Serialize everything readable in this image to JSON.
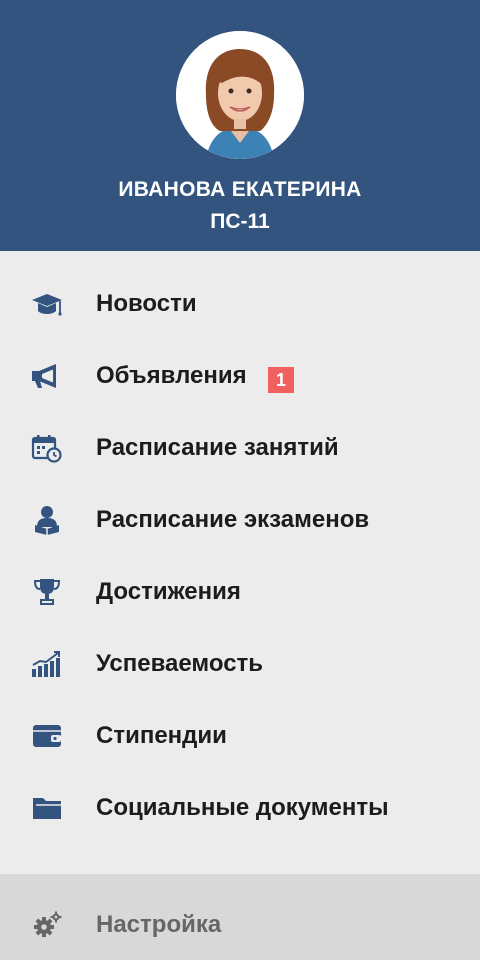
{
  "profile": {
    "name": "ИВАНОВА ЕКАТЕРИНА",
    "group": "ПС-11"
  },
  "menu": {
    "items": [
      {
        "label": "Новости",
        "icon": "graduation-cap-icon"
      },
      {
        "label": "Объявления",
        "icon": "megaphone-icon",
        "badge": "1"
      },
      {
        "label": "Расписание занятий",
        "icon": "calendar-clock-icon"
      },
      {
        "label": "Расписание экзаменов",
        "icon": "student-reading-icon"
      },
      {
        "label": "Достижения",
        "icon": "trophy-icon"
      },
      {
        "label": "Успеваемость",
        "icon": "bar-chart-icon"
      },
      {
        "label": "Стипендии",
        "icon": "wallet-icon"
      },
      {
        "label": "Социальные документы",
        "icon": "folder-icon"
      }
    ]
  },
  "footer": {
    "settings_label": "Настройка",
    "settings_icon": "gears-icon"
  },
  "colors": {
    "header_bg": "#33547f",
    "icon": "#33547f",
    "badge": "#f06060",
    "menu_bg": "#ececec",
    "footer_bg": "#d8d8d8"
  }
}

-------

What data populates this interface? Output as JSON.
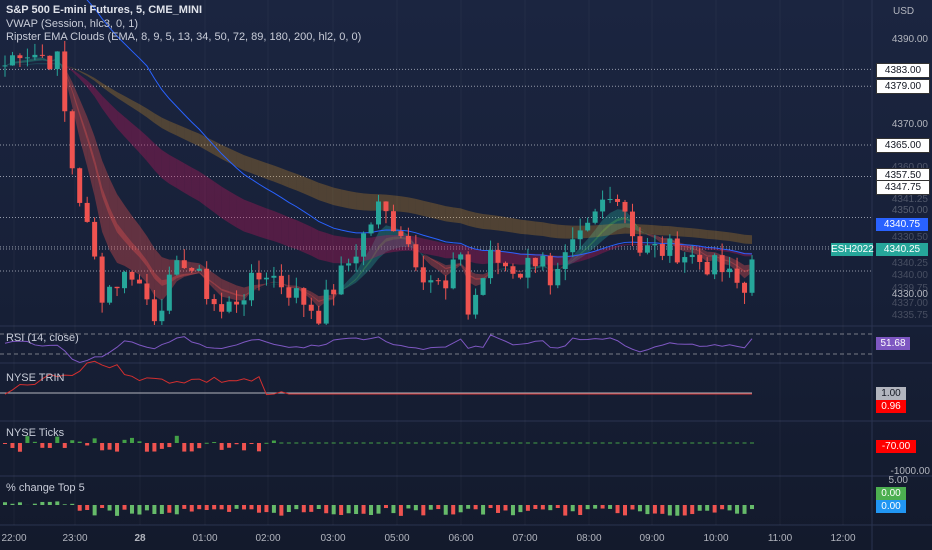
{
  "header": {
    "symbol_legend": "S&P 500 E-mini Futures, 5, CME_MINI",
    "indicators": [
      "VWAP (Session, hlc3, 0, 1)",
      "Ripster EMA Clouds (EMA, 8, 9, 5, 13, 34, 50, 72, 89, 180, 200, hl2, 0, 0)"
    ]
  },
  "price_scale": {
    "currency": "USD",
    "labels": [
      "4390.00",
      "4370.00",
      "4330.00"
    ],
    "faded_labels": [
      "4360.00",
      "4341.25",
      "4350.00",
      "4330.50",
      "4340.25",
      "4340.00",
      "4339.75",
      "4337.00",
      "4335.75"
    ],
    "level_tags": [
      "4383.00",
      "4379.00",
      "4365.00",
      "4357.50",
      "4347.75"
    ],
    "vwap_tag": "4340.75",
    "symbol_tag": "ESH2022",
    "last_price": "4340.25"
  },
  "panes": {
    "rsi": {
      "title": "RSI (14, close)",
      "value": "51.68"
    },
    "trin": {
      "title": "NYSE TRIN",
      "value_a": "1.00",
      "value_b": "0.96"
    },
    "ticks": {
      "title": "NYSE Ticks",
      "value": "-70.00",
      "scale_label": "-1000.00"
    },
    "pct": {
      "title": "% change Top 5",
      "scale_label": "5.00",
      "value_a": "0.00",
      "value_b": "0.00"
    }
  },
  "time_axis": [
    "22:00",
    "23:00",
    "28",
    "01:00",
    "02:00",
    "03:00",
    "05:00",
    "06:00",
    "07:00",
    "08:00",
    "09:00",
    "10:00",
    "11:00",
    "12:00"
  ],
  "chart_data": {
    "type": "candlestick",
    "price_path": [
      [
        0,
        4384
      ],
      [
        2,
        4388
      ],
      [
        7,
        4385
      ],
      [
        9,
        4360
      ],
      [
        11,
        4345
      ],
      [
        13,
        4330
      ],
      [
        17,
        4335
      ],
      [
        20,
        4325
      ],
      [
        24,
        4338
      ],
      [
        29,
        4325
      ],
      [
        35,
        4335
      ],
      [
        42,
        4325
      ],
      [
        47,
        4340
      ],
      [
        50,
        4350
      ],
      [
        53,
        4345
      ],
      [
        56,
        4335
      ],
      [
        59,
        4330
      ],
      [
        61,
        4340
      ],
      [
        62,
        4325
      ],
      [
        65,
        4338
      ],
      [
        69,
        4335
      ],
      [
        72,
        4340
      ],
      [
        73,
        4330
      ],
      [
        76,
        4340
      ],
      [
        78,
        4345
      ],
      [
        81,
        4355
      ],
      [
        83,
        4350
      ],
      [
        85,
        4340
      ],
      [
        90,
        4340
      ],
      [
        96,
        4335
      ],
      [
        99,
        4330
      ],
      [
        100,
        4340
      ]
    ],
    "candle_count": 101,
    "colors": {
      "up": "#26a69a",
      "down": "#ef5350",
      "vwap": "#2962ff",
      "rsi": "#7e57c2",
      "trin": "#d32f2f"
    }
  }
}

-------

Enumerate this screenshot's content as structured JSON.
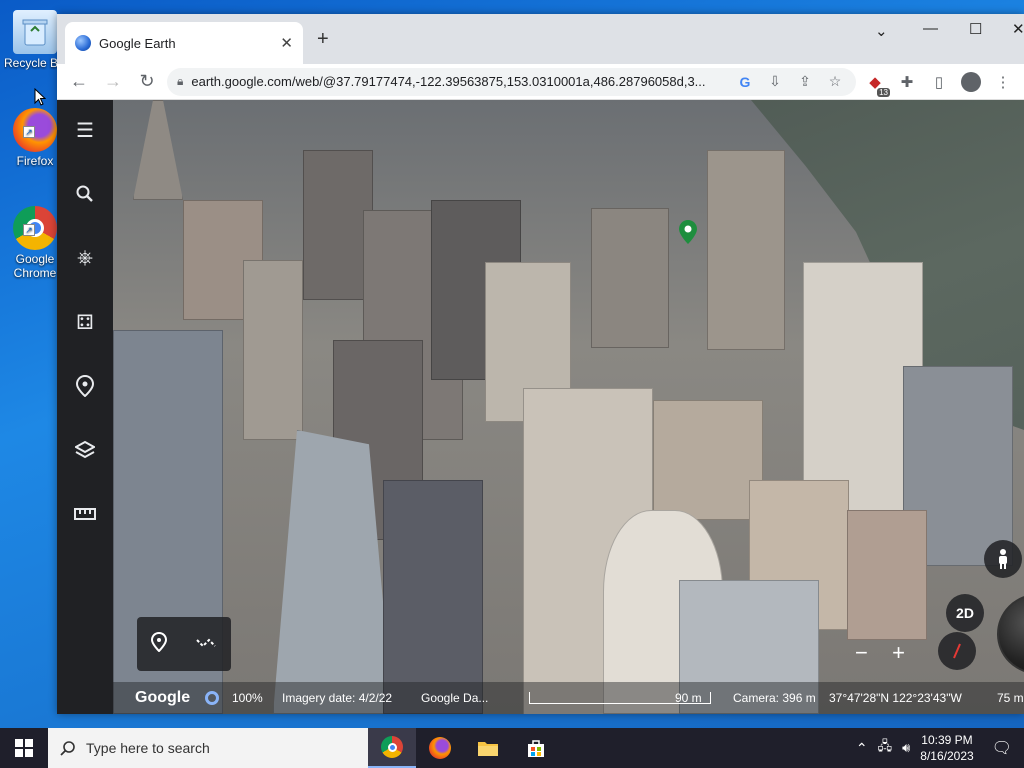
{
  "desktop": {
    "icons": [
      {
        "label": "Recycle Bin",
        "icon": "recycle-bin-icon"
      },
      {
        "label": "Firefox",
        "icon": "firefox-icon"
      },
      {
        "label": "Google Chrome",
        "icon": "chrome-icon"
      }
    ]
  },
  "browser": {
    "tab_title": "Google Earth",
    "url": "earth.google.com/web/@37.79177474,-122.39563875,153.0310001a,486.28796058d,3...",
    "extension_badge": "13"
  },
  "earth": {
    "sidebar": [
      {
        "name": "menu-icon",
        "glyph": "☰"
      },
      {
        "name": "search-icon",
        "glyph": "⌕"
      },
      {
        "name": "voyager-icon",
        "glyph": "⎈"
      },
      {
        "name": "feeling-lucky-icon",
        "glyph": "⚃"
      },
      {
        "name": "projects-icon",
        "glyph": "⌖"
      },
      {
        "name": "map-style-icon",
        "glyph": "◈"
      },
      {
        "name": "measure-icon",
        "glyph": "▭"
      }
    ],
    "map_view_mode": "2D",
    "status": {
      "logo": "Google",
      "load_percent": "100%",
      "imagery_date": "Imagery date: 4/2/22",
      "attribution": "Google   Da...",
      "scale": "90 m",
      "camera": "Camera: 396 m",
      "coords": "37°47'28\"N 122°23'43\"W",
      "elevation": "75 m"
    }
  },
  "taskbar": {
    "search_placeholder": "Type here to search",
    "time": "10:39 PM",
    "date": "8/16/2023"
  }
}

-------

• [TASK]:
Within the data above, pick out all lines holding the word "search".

• [PROBLEM SOLUTION]:
        "name": "search-icon",
    "search_placeholder": "Type here to search",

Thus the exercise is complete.